|Available Backup Information||You can select the restore level after checking which levels of backing up have been performed on the target database. The specified file path is the path to the folder where the files for the backup for the selected level are located.|
|Perform partial restore if any log archive is absent||Performs a partial restore if the cases of incomplete log information.
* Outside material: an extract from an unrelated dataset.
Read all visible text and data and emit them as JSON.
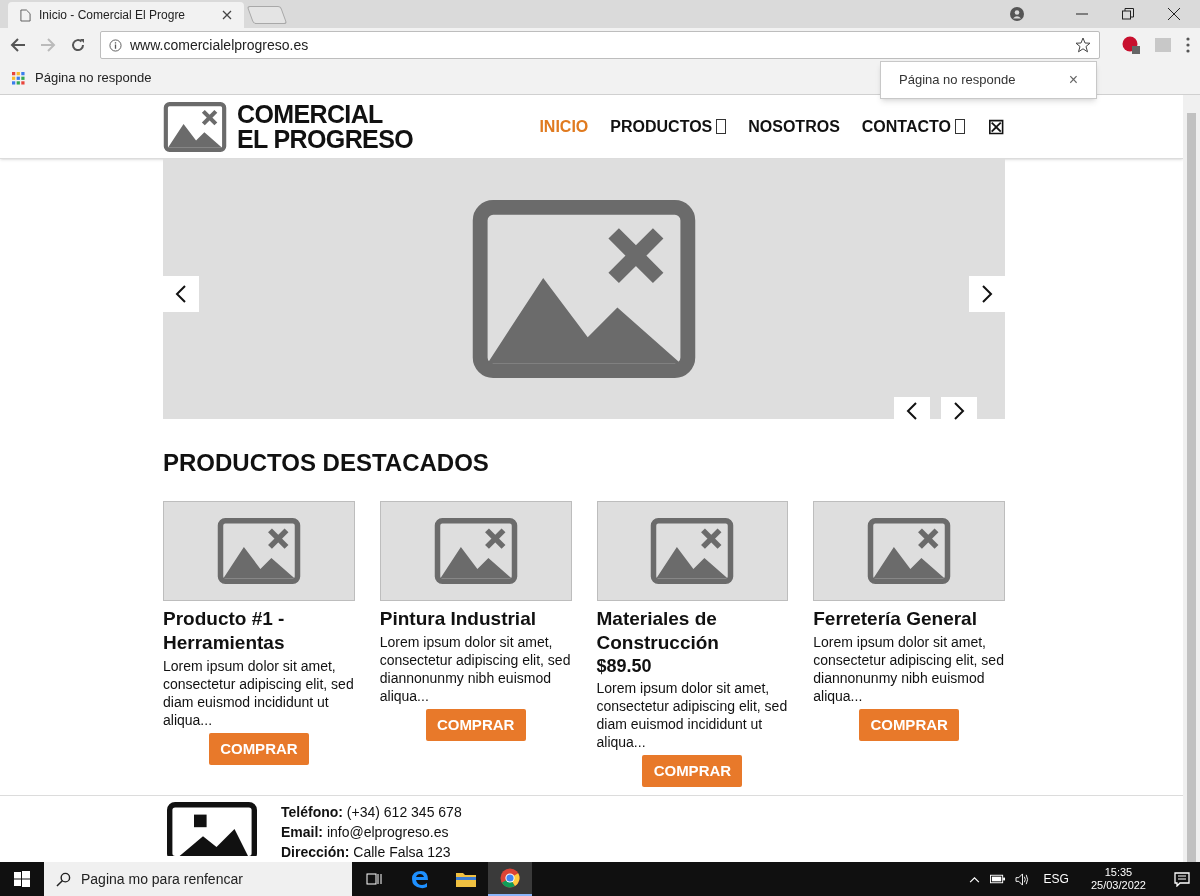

A database restore can be performed even without archive or active logs created after the backup point.|
|Restore to a path specified by the user||Restores the database to the path specified in the database location file (databases.txt).|
|Show backup information||Shows the information of the file backed up to the selected backup level.|
If you click Show backup information, you will see information associated with the backup selected:
The followings must be considered before planning and executing a database restore:
- Preparing a backup file
- Identify the directory where the backup and log files are to be stored.
- If the database has been incrementally backed up, check whether an appropriate backup file for each backup level exists.
- Check whether the backed-up CUBRID database and the CUBRID database to be backed up are the same version.
- Choosing a restore method
- Determine whether to perform a partial or full restore.
- Determine whether or not to perform a restore using incremental backup files.
- Prepare restore tools and devices available.
- Determining restore time
- Identify the point in time when the database server was stopped.
- Identify the point in time when the last backup was performed before database failure.
- Identify the point in time when the last commit was made before database failure.
The following is an example of a backup and restore process, described chronologically:
- Performs a full backup of demodb, which stopped running at 2010/8/14 04:30.
- Performs the first incremental backup of demodb running at 2010/8/14 10:00.
- Performs the first incremental backup of demodb running at 2010/8/14 15:00. Overwrites the first incremental backup file in step 2.
- A system failure occurs at 2010/8/14 15:30, and the system administrator prepares the restore of demodb. Sets the restore time as 15:25, which is the time when the last commit was made before the database failure.
- The system administrator prepares the full backup file created in Step 1 and the first incremental backup file created in Step 3, restores the demodb database up to the 15:00 time, and then prepares the active and archive logs to restore the database up to 15:25.
|2010/8/14 04:25||cubrid server stop demodb||Shuts down demodb.|
|2010/8/14 04:30||cubrid backupdb -S -D /home/backup -l 0 demodb||Performs a full backup of demodb in offline mode and creates backup files in the specified directory.|
|2010/8/14 05:00||cubrid server start demodb||Starts demodb.|
|2010/8/14 10:00||cubrid backupdb -C -D /home/backup -l 1 demodb||Performs the first incremental backup of demodb online and creates backup files in the specified directory.|
|2010/8/14 15:00||cubrid backupdb -C -D /home/backup -l 1 demodb||Performs the first incremental backup of demodb online and creates backup files in the specified directory. Overwrites the first incremental backup file created at 10:00.|
|2010/8/14 15:30||A system failure occurs.|
|2010/8/14 15:40||cubrid restoredb -l 1 -d 08/14/2010:15:25:00 demodb||Restores demodb based on the full backup file, first incremental backup file, active logs and archive logs. The database is restored to the point of 15:25 by the full and first incremental backup files, the active and archive logs.|
- CUBRID Backup & Restore – Part I (Backup)
- Online Resource for CUBRID Backup and Restore
- CUBRID Automated Scripts for DB Hosting Service
- CUBRID Replication
- CUBRID Architecture
- Restoring Emergency Database Logs
- CUBRID Tutorials
- CUBRID Manual